From a sustainability perspective, the view on the world economy in 2017 is mixed, as increased economic activity is expected to have led to an increase in CO2 emissions in 2017. That means the world is even further away from the targets that have been set in the Paris Agreement in 2017. The retreat of the US out of the Paris Agreement was a disappointment for a further and faster reduction of CO2 emissions. Social inclusion was set back in 2017 by a rise of global inequality within a lot of countries. This trend is not likely to be reversed soon, since the share of capital gains compared to labour income in economic growth seems to be structurally higher after the financial crisis.
On the other hand, more businesses and investors are becoming conscious of sustainability as being part of their core business. Sometimes only as a risk factor, but that is a start. Also governments, for instance in Europe and China, are more and more promoting sustainable practices such as a transition towards a circular economy. The urgency of a transition to a more sustainable economy seems to have landed in many places.
Especially in the US, inflation is lower than might be expected at this stage in the economic cycle. Especially wage inflation considering the relative tight labour market. In the eurozone, core inflation fell to 0.9% year over year, following a slight increase earlier in the year.
Inflation and monetary policy

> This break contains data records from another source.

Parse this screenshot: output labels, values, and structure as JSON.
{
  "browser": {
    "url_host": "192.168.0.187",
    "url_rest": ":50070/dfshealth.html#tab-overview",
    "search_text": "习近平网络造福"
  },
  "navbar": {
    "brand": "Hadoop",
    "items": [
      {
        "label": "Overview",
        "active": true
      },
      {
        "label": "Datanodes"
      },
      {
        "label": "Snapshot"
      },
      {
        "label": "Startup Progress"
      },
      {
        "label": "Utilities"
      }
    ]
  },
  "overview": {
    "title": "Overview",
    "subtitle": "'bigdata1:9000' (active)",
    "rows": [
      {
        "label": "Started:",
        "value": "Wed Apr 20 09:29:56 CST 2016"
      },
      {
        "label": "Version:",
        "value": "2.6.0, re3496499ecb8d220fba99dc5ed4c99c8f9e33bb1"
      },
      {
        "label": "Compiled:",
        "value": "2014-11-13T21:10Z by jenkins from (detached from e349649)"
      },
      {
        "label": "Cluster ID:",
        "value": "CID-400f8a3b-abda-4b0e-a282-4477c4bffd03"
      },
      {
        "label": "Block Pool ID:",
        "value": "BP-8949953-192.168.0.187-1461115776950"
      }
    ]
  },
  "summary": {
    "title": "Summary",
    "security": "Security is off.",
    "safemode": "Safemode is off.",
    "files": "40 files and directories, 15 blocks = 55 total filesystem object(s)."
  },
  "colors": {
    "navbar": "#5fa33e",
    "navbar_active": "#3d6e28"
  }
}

Inflation, especially wage inflation, remains (well-) below the targets set by the central banks. The modest rate of inflation is the main reason why the Federal Reserve and ECB try to normalise their monetary policies very gradually, despite the relatively strong economic growth. The Federal Reserve raised its interest rate in March, June, and December, and announced in September its intention to reduce its balance sheet. Furthermore, Jerome Powell was nominated as new Federal Reserve chairman. Meanwhile, the ECB prepared the market for its announcement in October of a reduction of its monthly bond purchases from EUR 60 billion to EUR 30 billion starting in January 2018. The programme remains open-ended.